Tag Archives: cookies

Learn to bake Norwegian holiday cookies


If you’ve ever seen those impressively pretty plates of Scandanavian cookies and wanted to learn to make your own, now’s your chance.Oslo Lodge, Sons of Norway in Bremerton will host three, free cookie baking workshops.I heard about it somewhat late (in today’s paper), so the first one, in which the group baked Spritz cookies beginning at 9 a.m. today will probably be tough to make in time (about 15 minutes as of this posting).

The next two, however, are coming Sept. 26 and Oct. 3, also starting at 9.

On Sept. 26, they’ll bake Sanbakkel (pictured), which is A tender almond cookie baked in tiny tins.

On Oct. 3, it’s Krumkake, airy cookies baked on a special hot iron with decorative etching and rolled into a cone.

Registration is required. Call 360-373-1503 or 360-377-7356.

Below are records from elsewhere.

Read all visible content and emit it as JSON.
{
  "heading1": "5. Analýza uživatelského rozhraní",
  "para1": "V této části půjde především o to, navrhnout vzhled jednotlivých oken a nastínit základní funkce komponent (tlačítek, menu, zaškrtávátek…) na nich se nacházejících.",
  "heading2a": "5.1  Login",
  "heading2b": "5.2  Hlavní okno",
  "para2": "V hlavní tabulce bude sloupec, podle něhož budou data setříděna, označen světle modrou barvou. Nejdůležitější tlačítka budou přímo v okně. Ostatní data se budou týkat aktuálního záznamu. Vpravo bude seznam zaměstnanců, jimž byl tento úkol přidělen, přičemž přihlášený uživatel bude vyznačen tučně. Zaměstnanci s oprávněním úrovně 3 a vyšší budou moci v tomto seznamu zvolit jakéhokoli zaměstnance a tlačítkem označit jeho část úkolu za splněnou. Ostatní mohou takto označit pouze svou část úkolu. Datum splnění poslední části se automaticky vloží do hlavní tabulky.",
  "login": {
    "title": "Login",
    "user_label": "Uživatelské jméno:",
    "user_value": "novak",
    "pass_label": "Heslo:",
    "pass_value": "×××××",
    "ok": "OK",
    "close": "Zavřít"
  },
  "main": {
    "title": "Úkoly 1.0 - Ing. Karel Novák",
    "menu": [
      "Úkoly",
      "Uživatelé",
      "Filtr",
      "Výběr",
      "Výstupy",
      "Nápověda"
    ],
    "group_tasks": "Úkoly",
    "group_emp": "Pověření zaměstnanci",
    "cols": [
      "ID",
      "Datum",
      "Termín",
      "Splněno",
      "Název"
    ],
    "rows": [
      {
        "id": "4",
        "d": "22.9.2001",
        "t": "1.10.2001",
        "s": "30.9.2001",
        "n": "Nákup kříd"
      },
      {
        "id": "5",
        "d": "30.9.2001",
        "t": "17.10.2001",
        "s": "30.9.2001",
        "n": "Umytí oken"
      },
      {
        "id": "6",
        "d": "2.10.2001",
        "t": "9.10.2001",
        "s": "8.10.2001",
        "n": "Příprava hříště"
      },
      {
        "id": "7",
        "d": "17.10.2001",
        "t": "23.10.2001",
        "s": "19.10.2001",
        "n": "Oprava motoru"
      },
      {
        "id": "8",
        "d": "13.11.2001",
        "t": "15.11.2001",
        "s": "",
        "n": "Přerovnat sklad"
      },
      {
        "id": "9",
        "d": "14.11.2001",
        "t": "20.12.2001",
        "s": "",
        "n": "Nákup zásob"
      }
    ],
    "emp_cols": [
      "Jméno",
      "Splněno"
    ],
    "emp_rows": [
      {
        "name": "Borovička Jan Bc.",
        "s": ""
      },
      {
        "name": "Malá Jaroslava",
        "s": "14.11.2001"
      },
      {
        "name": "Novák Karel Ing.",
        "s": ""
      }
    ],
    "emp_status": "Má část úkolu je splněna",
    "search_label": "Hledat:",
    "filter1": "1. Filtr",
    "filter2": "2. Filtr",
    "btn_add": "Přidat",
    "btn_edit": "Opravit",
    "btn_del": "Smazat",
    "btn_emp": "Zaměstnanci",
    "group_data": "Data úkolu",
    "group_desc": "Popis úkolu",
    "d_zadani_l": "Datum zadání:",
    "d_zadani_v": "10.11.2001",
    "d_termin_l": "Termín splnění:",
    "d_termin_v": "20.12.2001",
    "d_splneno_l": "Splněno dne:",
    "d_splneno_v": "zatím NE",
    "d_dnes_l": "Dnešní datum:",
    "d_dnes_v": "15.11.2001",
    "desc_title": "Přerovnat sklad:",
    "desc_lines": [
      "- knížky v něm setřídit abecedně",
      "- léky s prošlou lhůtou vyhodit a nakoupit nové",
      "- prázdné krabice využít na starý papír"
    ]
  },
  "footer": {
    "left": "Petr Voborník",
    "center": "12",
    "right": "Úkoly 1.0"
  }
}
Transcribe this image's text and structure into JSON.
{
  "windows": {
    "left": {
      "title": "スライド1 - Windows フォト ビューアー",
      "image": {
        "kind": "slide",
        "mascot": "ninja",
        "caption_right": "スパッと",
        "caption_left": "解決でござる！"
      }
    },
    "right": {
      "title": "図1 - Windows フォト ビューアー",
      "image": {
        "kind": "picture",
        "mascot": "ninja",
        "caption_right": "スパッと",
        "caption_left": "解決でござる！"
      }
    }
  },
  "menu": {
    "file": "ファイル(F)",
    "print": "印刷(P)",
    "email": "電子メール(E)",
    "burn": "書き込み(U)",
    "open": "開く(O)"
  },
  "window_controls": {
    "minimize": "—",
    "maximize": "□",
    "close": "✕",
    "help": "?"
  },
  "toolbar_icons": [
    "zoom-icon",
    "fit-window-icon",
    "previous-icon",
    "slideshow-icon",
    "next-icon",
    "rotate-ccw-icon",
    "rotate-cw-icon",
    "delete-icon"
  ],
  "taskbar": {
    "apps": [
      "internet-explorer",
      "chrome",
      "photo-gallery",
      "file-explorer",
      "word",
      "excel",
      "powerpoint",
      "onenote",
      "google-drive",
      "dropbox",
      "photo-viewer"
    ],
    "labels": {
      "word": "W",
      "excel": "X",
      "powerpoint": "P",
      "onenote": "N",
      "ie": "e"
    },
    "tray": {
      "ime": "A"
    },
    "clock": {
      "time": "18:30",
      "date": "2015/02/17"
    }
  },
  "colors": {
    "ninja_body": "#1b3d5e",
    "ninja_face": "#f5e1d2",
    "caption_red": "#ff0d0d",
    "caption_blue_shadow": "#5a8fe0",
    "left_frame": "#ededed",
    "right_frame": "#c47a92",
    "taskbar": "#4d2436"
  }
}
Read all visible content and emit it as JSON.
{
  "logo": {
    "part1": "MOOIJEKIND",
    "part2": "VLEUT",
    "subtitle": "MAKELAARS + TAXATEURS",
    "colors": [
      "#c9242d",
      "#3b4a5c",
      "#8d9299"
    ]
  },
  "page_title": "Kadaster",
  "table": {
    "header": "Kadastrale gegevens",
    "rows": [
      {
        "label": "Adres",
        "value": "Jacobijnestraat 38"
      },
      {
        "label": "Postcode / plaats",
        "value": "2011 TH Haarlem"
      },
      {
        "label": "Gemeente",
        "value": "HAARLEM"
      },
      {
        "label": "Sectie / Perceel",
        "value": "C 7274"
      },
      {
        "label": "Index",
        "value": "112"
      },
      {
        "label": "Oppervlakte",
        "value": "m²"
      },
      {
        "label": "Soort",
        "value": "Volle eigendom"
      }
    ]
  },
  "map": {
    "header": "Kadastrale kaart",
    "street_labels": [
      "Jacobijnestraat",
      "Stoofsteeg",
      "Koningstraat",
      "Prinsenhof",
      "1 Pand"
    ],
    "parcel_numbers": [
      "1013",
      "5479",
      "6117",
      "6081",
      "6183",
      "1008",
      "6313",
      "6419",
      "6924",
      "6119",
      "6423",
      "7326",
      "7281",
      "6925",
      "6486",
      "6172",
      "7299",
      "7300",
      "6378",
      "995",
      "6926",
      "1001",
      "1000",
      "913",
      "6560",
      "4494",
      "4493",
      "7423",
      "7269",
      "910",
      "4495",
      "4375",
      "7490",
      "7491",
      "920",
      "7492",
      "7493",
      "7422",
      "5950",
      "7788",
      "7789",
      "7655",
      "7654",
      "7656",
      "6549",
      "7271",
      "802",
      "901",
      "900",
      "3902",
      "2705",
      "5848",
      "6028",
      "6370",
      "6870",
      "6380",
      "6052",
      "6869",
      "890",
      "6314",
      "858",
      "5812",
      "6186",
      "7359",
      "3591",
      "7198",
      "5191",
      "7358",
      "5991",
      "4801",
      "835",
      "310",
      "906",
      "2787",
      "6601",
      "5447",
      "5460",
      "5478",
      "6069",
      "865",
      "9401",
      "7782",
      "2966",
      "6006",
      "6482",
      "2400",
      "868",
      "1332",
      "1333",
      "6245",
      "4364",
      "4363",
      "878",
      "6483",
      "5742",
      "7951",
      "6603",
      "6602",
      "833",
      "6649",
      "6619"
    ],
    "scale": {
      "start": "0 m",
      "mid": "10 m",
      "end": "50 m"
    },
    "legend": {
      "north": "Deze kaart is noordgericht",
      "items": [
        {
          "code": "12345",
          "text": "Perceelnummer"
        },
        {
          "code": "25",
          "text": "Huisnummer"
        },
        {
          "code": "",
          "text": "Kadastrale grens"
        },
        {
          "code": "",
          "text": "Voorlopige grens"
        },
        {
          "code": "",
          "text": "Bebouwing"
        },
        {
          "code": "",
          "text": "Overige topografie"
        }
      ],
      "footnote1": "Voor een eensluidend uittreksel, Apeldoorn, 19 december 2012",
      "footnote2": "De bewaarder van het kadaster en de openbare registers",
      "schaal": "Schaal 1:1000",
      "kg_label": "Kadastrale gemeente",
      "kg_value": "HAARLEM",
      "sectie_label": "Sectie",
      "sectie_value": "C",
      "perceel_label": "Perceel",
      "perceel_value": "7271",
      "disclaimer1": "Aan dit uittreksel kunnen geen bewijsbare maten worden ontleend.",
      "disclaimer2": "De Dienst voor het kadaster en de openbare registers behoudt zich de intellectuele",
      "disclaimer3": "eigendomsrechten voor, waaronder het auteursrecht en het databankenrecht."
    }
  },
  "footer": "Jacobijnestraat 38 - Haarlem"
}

The classes are at the lodge on Warren Avenue, at the north end of Olympic College’s parking lot near the bridge.

The Recipe for Those Peanut Butter Cookies

Peanut Butter Cookies
Peanut Butter Cookies

Here’s the really simple recipe for the peanut butter cookies I briefly fretted over last night. I believe I got it out of a Weight Watchers magazine, but I’ve been making them by heart, so the proportions may be off from the original.

Quick Peanut Butter Cookies
1 cup peanut butter
1 1/2 to 1 3/4 cups powdered sugar plus extra for dusting
About 2 Tbsp flour
1 egg
1 tsp vanilla

Heat oven to 325 degrees. Mix all ingredients together. Add a little more powdered sugar if the mix is too soft, but be careful not to make it too crumbly.

Roll about a teaspoon at a time into small balls (I can fit about 16 on a regular baking sheet) and flatten gently with your thumb or a fork. Bake for 12 minutes.

Remove from oven and let them sit on a baking sheet for about two minutes. Place on wire racks to finish cooling.

The Chemistry of the Perfect Cookie

An NPR story reveals the secret to perfect cookies: it’s in the gluten. Adding a tablespoon of water to a cup of flour helps it out. Who knew? Chemists, apparently.

They interviewed the Shirley Corriher, a food scientist with a new book, Bakewise: The Hows and Whys of Successful Baking.

There also is a good-looking recipe for Chocolate Crinkle cookies. The story’s worth a listen and read.

Weekend Cooking, Starting with Cherry Chocolate Chip Cookies

This weekend was cooking madness at my house. I cooked up goodies for a party on Saturday and a cookie exchange on Sunday.

Knowing that I’d be having people over and a cookie exchange the next day, I set out making a ton of cookies. In planning, I wanted to do at least a couple little fancy cookies and some things that were far simpler. So when I started baking Friday night, it was with a recipe I knew I could make a lot of, and I wanted it to be fairly simple and freezable so 1) I could make extra and freeze them to put in Christmas cookie plates for other friends and 2) just in case no one ate them.

So I hit up the basic chocolate chip cookie recipe, but decided to liven it up a bit for the holidays. I took a basic cookie recipe and swapped out the semi-sweet chips with white chocolate chips, added pecans and dried cherries.

They turned out OK, but I realized after the fact (always after the fact) that I should have bought more pecans to really bulk up the cookie (which I accounted for in the recipe below) and shouldn’t have tried to make the batch all at once.

My new cooking lesson is that the baking soda reaction is only good for so long. It apparently starts reacting soon after it mixes with the other wet ingredients, and if you wait too long, like when you’re baking 7 dozen cookies, the cookies get kind of flat and crispy.

What these cookies did do right, however, was jazz up a basic recipe in a way that made it a little different from the norm. I’d love to hear some of your suggestions for ways to make a basic recipe better.

Cherry, White Chocolate Pecan Cookies

Cherry, Pecan, Chocolate Chip cookies

2 cups flour
2 tsp baking soda
1 tsp salt
1 cup butter
3/4 cup brown sugar
1/2 cup granulated sugar
1 tsp vanilla
2 large eggs
2 cup dried unsweetened cherries, chopped
2 cups white chocolate chips
1 1/2 cups coarsely chopped pecans

Preheat oven to 375-degrees.

Combine flour, baking soda and salt in a bowl.

In a separate bowl, cream butter and sugars with a mixer. Add eggs and vanilla, and beat until well-mised. Gradually beat in as much of the dry mix as you can, and stir the rest until well-combined. Fold in cherries, pecans and chips.

Drop by spoonfulls onto nonstick cookie sheets or sheets lined with parchment paper. Bake  a dozen at a time for 10-12 minutes. Cool on sheet for two minutes and finish cooling completely on wire racks.